The law continued federal financing for existing programs that provide services to families and courts. But it offered no new money for services, courts, or what some believe is the weakest link in the system, caseworkers.
Madelyn Freundlich, executive director of the Evan B. Donaldson Adoption Institute, a research group in New York City, was among those who said this was fine as far as it went. But, she said, the system needed much more than tinkering with termination timing.
What it really needs, she said, is high-quality and well-trained caseworkers and good supervisors, all with reasonable caseloads, and sufficient money for courts and reunification services. "Then, she said, "you would see a huge difference."

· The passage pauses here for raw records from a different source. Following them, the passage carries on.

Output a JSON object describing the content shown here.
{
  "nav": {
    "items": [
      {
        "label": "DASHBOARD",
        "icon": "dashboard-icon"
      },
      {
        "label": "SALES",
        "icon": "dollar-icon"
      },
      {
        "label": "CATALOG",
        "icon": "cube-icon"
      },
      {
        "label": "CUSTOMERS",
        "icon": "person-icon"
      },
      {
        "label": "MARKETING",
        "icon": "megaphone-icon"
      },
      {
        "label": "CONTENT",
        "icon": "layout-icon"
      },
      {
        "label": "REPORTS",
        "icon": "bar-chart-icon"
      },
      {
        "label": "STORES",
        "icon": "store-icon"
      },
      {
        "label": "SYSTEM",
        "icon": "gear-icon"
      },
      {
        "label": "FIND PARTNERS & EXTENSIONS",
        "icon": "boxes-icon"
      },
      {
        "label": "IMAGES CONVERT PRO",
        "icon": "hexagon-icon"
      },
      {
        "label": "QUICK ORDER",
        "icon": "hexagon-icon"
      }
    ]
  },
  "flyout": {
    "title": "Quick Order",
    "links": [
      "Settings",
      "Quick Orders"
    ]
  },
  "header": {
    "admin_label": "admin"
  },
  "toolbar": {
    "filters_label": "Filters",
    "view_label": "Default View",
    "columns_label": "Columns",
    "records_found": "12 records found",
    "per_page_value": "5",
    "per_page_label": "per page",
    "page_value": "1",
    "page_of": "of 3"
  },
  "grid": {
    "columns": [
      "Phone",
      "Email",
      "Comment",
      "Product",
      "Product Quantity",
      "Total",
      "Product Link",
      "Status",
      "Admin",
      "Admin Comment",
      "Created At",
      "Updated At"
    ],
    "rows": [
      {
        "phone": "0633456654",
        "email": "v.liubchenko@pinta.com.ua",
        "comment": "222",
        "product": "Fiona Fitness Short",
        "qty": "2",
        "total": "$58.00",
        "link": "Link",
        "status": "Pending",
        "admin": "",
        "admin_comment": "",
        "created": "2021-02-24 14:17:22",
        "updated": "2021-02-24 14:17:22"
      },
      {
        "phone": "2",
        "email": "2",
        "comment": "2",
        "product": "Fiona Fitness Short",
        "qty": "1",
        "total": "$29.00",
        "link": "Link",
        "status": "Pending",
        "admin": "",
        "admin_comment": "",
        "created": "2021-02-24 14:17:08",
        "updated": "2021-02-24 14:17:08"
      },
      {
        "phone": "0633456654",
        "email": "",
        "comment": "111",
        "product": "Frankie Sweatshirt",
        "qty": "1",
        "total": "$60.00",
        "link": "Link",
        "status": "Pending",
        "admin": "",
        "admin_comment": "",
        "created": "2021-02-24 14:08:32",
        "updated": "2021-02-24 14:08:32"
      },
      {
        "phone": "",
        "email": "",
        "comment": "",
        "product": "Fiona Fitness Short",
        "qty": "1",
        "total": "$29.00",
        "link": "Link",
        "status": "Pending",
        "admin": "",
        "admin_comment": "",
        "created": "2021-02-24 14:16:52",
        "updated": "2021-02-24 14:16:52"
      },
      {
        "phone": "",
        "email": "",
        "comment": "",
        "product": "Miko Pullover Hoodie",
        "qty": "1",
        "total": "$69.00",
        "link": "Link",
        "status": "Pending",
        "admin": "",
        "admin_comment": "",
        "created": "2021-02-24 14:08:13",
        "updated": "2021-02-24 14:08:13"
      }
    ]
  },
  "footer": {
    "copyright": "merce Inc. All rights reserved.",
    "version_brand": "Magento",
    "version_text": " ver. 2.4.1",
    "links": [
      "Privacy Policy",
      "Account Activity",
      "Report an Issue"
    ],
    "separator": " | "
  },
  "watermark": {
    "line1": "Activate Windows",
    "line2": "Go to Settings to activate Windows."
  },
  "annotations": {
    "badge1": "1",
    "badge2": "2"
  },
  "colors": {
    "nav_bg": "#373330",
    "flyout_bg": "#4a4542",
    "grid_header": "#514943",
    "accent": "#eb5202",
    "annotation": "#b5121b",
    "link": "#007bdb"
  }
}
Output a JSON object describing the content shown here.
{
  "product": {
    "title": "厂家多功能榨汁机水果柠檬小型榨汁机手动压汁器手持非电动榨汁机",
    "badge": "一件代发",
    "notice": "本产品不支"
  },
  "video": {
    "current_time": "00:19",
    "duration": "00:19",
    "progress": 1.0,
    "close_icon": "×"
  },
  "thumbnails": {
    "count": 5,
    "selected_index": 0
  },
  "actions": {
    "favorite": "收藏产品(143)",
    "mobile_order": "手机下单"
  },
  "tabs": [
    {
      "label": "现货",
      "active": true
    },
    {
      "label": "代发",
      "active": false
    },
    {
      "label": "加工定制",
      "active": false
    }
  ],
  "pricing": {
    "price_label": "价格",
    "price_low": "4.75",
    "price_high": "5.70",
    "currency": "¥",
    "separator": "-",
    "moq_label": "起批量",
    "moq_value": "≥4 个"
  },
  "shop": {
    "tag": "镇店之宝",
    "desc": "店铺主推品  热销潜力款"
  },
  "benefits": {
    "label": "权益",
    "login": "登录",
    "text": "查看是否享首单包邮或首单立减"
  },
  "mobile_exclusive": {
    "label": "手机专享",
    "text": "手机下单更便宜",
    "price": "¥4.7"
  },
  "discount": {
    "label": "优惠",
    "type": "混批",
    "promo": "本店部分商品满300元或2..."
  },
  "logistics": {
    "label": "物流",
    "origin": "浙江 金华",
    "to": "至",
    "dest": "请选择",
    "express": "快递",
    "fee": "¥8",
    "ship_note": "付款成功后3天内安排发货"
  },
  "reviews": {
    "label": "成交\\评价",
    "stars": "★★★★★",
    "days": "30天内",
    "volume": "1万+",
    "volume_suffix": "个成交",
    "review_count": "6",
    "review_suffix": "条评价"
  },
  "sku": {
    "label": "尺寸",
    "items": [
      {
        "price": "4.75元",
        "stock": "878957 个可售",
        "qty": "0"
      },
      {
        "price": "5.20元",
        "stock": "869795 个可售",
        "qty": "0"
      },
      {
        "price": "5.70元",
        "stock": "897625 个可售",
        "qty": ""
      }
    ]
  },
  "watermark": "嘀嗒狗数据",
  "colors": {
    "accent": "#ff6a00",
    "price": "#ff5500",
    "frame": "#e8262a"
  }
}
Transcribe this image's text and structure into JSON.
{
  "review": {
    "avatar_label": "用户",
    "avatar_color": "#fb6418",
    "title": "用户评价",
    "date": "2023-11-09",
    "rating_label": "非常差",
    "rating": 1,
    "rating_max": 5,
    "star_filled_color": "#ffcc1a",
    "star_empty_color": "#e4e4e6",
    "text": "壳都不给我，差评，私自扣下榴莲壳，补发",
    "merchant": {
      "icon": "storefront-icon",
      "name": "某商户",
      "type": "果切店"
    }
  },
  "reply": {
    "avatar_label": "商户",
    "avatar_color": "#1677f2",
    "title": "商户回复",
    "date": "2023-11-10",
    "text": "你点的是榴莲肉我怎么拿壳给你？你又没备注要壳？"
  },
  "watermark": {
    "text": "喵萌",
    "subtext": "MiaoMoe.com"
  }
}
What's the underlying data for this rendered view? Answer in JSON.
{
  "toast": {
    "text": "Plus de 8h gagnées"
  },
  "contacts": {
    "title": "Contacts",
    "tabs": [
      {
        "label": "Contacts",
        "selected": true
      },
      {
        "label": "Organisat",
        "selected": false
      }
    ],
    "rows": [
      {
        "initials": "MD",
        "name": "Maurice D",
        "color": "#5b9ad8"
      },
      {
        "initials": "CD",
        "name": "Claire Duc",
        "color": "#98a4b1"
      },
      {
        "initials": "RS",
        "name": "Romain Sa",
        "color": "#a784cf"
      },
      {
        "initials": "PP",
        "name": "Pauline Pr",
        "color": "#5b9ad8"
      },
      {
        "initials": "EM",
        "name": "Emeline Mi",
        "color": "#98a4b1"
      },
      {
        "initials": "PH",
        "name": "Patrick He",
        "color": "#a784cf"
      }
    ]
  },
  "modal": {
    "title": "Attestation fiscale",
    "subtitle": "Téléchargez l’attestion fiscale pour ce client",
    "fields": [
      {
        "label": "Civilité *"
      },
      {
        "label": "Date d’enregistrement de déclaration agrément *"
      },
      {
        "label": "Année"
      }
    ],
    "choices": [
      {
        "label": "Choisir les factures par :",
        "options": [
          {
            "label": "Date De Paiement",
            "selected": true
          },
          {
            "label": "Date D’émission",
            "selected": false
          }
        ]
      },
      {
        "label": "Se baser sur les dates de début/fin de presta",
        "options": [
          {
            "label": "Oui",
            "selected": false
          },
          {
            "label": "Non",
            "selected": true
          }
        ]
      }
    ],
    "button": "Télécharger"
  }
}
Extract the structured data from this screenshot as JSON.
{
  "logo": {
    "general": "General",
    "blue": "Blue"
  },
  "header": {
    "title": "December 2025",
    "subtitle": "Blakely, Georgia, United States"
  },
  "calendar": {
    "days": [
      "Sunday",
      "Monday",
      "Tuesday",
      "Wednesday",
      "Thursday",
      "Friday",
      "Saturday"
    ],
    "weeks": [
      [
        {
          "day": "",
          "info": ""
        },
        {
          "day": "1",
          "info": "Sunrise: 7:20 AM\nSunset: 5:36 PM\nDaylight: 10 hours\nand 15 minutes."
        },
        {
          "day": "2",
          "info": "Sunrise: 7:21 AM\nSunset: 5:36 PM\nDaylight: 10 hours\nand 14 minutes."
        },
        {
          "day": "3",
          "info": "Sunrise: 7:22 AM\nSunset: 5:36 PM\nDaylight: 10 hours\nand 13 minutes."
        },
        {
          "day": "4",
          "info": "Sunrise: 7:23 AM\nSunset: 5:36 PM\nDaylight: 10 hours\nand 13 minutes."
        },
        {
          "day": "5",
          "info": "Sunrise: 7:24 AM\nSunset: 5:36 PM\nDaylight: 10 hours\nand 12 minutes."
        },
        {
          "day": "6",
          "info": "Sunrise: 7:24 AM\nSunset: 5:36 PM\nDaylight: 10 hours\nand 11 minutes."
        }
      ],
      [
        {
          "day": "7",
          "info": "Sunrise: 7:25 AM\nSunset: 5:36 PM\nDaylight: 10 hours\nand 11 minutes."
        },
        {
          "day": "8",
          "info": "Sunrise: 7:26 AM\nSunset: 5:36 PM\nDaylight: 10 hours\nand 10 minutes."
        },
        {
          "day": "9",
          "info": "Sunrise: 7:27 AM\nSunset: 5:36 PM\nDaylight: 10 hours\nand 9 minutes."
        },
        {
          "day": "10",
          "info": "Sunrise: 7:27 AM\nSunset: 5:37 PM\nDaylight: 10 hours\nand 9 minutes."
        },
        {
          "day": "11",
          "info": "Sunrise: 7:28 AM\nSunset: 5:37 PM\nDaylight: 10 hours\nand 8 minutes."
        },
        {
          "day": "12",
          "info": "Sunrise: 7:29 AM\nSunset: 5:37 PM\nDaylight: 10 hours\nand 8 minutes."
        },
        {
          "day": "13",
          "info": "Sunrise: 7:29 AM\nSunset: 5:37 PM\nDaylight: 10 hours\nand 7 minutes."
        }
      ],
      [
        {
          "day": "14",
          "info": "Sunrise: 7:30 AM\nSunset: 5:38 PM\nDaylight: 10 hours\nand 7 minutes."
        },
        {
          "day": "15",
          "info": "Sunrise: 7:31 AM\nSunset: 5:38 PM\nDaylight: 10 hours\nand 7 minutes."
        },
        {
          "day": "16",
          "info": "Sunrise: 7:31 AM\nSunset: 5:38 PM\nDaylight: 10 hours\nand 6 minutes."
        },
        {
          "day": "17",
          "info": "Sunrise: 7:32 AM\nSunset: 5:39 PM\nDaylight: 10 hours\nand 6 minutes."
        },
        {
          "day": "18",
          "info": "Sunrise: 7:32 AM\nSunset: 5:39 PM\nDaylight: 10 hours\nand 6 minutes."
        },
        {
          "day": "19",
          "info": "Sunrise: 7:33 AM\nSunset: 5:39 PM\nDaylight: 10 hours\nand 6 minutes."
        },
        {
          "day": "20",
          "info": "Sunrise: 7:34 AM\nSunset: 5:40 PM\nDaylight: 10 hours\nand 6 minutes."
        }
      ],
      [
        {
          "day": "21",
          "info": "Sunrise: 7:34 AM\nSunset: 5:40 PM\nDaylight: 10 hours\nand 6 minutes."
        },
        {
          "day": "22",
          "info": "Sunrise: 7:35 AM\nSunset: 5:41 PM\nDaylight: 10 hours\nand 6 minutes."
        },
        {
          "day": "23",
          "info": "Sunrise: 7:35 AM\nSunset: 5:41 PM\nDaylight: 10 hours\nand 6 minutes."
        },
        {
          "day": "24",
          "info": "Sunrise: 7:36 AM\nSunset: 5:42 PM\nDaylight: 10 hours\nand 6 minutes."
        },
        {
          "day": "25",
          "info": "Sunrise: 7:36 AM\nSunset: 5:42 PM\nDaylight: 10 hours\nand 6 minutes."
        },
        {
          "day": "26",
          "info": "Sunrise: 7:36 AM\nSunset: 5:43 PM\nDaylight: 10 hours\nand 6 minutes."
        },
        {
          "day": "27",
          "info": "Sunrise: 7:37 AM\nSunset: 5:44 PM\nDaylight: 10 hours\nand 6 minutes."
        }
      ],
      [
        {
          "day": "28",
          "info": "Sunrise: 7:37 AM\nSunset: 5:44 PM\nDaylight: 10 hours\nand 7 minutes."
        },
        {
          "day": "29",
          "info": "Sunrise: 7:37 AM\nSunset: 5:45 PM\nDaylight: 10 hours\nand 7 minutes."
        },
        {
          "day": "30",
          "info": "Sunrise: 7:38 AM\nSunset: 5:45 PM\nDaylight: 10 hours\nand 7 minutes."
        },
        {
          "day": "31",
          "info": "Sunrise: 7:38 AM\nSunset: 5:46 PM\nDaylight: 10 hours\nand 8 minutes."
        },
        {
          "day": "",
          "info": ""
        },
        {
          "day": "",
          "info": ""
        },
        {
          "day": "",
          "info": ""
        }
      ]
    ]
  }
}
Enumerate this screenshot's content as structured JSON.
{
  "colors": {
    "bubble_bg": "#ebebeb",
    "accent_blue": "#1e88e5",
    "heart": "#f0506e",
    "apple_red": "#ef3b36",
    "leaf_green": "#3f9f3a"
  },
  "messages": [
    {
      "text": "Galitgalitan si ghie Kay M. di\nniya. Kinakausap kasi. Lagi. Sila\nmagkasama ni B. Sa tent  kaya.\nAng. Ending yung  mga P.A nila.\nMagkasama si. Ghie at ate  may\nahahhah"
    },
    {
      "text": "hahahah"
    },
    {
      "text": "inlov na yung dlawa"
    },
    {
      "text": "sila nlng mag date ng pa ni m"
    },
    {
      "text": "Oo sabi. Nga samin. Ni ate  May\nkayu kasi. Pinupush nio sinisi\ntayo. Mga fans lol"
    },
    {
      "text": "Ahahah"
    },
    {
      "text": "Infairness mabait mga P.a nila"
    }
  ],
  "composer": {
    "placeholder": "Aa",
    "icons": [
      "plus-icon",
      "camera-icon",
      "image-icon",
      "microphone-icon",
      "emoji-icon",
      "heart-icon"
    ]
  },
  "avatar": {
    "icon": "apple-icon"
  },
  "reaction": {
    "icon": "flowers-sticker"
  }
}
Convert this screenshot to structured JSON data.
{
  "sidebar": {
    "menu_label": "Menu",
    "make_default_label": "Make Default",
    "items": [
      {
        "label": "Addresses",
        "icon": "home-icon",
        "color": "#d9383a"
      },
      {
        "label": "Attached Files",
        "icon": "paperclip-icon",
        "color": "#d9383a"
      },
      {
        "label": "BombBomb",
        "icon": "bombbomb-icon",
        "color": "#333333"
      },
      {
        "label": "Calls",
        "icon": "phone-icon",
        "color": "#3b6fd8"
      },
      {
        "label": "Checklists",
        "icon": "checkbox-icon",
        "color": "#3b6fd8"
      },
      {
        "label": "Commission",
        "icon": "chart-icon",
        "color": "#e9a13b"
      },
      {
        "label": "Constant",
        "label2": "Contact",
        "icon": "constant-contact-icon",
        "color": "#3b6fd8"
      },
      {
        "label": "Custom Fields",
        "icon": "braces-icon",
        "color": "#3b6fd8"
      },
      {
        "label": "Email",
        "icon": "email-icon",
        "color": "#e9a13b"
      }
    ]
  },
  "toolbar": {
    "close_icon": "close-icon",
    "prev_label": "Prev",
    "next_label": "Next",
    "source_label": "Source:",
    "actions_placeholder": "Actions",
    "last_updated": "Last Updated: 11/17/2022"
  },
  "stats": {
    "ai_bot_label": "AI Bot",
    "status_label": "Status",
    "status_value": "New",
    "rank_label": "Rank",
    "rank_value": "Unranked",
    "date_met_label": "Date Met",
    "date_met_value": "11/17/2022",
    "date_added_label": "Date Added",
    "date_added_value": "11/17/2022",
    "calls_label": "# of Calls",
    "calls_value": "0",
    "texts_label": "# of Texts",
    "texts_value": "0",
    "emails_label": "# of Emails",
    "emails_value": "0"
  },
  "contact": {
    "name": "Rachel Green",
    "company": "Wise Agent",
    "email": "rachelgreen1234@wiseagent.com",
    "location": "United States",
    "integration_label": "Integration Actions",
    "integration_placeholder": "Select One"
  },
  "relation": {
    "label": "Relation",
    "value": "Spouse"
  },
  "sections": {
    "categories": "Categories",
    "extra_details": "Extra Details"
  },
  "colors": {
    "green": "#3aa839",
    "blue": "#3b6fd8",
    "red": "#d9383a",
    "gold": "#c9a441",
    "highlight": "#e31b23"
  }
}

Her concerns were acknowledged by Senator Mike DeWine, a Republican from Ohio, the day the legislation he helped write passed. He promised that this year, the Senate would take up the the causes of caseworkers, courts and services.
"We need," he said, "better training for the caseworkers who look out for our children. We need to make sure they have smaller caseloads . . . We need to provide better training for the courts that deal with our children. We need to make sure that families who are in trouble, but [who] can be saved, get help before it's too late."
That was last fall. In the months since, nothing has been introduced in the House or Senate to do that. In fact, an aide to DeWine said last week that the senator was looking at the problems but probably would do nothing this year.
Throughout those same months, Chris' birth parents waited to hear from him. They sent him cards at Halloween and Thanksgiving, expressing their love. They particularly hoped to see him on his 11th birthday in December.
But Chris never showed any interest in seeing them. He signed a Christmas card Luebbert gave to him for them, but he didn't write a note, not even a "love you." Luebbert asked if he wanted to call them, and he shouted, "No."
Chris did not even seem to particularly want to see his older brother, who had finally moved in with foster parents six days after Chris' adoption. He called Chris frequently, but Chris rarely called him.
DiPerna called and Luebbert explained that she'd left the decision to Chris. "I was kind of hurt when she explained it to me," DiPerna recounted. "She said Christopher is not ready to see me yet. I don't understand why."
Luebbert wasn't sure why either.
It was possible he was just angry at his birth parents. He'd told Luebbert he resented her asking him to hug Congdon after the adoption. "I didn't want them to be there. Why did you tell me to do that?" he'd demanded.
Or it was possible that he wanted to sustain the image he'd created of his birth parents when he was with them at age 2.
"He likes the fantasy figure of them he has in his mind," Luebbert said. "But he doesn't want to deal with the reality. He would probably like it if we moved, and then he wouldn't see them, and he could enjoy the idea of them a lot more."
This spring, Chris attended a series of classes for adopted children. That may have helped him work through the conflicts because on Easter morning, he asked Luebbert if he could call Congdon and DiPerna.
She urged him to do it right away. He chatted with them for a long time, and has called them twice since.
He did not, however, call last Sunday, on Mother's Day. As the day wore on, and he didn't mention it, Luebbert assured him it wouldn't bother her. But he didn't do it. Maybe doting on one mother was enough for him this Mother's Day.